A bill that would ban minors from using tanning beds is headed back to committee when lawmakers voted, after some tense debate Thursday, to send it there for more deliberation.
Legislators voted 42-26 to send it back to the House Health and Welfare Committee, the panel that passed it a week ago.
The move came after Idaho Freedom Foundation director Wayne Hoffman emailed lawmakers a link to a story revealing that dermatologists actually send 900,000 patients annually into tanning beds for treatments. Hoffman also contended in the message the dermatologists will likely benefit financially from the ban, which contains a medical exemption, a charge that will be fleshed out in committee.
House Health and Welfare Committee Chairwoman Janice McGeachin, R-Idaho Falls, told the House floor that the allegation needs to be explored. “I will give this a fair hearing, as I always do,” McGeachin said.
The bill would ban youth under 18 from tanning, though they could do so with a prescription from a doctor. There is no exemption for parental consent within the legislation.
Anyone found breaking the proposed law would face a fine and a second offense could mean a misdemeanor.
Rep. John Rusche, D-Lewiston, a retired physician, said the legislation would prevent skin cancer and protect youth. “This is good medicine,” Rusche said. “This is a good bill.”
Had the bill not been sent back to committee, it looked like a possible defeat might have come Thursday.
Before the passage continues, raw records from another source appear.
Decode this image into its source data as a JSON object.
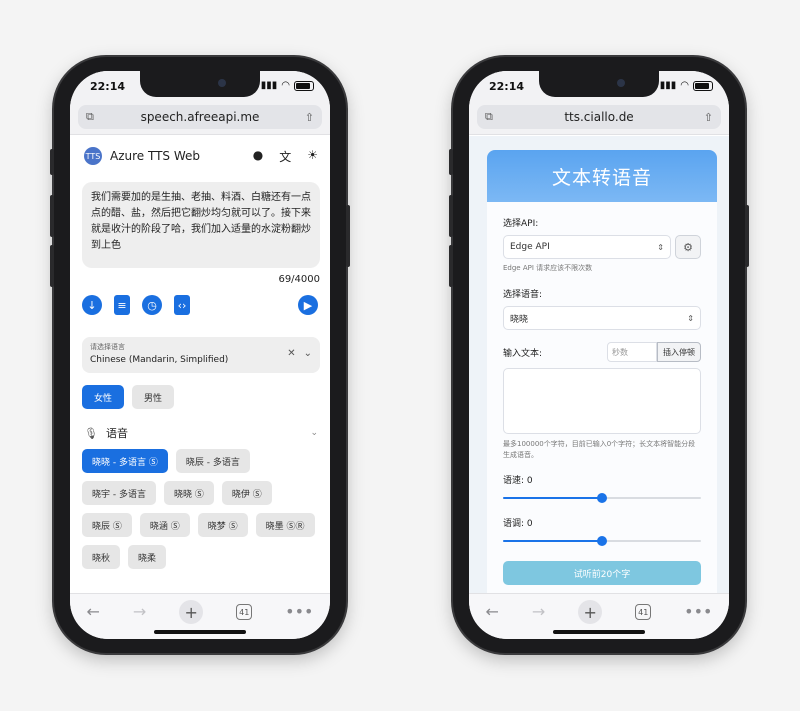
{
  "left": {
    "status": {
      "time": "22:14"
    },
    "url": "speech.afreeapi.me",
    "header": {
      "logo": "TTS",
      "title": "Azure TTS Web"
    },
    "text": "我们需要加的是生抽、老抽、料酒、白糖还有一点点的醋、盐，然后把它翻炒均匀就可以了。接下来就是收汁的阶段了哈，我们加入适量的水淀粉翻炒到上色",
    "char_count": "69/4000",
    "language": {
      "caption": "请选择语言",
      "value": "Chinese (Mandarin, Simplified)"
    },
    "gender": {
      "female": "女性",
      "male": "男性"
    },
    "voice_header": "语音",
    "voices": [
      "晓晓 - 多语言 Ⓢ",
      "晓辰 - 多语言",
      "晓宇 - 多语言",
      "晓晓 Ⓢ",
      "晓伊 Ⓢ",
      "晓辰 Ⓢ",
      "晓涵 Ⓢ",
      "晓梦 Ⓢ",
      "晓墨 ⓈⓇ",
      "晓秋",
      "晓柔"
    ],
    "tabs_count": "41"
  },
  "right": {
    "status": {
      "time": "22:14"
    },
    "url": "tts.ciallo.de",
    "hero_title": "文本转语音",
    "api_label": "选择API:",
    "api_value": "Edge API",
    "api_hint": "Edge API 请求应该不限次数",
    "voice_label": "选择语音:",
    "voice_value": "晓晓",
    "text_label": "输入文本:",
    "seconds_placeholder": "秒数",
    "insert_pause": "插入停顿",
    "note": "最多100000个字符，目前已输入0个字符；长文本将智能分段生成语音。",
    "speed_label": "语速: 0",
    "pitch_label": "语调: 0",
    "speed": 0,
    "pitch": 0,
    "preview_button": "试听前20个字",
    "tabs_count": "41"
  }
}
A group of legislators said parents, not the government, should decide if kids can tan.
Rep. Pete Nielsen, R-Mountain Home, was among those pushing for parental rights. “To me, this is one of those things the state of Idaho shouldn’t regulate,” Nielsen said. “If it feels good for you and you’re fine with it, do it.”
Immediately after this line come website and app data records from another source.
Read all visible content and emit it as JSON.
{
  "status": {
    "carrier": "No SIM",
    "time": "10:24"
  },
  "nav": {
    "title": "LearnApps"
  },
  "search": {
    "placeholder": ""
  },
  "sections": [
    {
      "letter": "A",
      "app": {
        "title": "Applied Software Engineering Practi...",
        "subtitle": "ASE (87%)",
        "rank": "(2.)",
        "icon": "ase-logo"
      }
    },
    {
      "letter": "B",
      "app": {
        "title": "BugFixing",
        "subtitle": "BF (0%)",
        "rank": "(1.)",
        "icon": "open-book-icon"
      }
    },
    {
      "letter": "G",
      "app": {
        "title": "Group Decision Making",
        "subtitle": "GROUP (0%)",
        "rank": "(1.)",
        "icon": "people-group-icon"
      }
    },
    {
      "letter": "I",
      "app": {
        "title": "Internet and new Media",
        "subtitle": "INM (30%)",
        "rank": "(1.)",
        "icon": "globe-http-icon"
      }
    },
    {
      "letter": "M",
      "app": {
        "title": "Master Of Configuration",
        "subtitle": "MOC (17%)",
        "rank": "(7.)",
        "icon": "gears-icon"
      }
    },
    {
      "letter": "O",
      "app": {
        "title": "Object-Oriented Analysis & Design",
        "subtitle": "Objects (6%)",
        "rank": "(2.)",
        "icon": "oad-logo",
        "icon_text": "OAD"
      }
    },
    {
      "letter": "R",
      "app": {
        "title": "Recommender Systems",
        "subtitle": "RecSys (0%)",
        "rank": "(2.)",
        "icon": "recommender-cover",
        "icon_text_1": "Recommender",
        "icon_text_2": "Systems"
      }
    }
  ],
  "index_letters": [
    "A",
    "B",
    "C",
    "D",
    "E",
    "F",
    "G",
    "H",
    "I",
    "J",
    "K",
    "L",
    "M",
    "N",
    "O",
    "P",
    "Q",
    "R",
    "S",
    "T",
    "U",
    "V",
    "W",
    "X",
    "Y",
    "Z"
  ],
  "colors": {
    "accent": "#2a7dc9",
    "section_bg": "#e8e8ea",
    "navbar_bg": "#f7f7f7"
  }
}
Rep. Erik Simpson, R-Idaho Falls, argued that because the bill would also regulate in-home tanning beds, it goes too far. “We all want to protect children, but this really goes too far,” Simpson argued. “I appreciate what this legislation is trying to do, but it’s just a great overreach.”
Rusche acknowledge the ban would apply to in-home tanning beds, but suggested the law might not be evenly applied. “How would it be enforced … that’s another question,” he said of in-home beds.
Rep. Reed DeMordaunt, R-Star, sided with Nielsen, arguing that parents must choose tanning or not for their kids. “The ultimate decision ultimately relies on the parents,” he said. “Because in Idaho, parents still matter.”
Rep. Bill Killen, D-Boise, warned not all kids have responsible and informed parents. “Do we want to help those kids whose parents are not being responsible?” Killen asked.
The legislation will likely receive another committee hearing next week.
Note: The Idaho Freedom Foundation publishes IdahoReporter.com.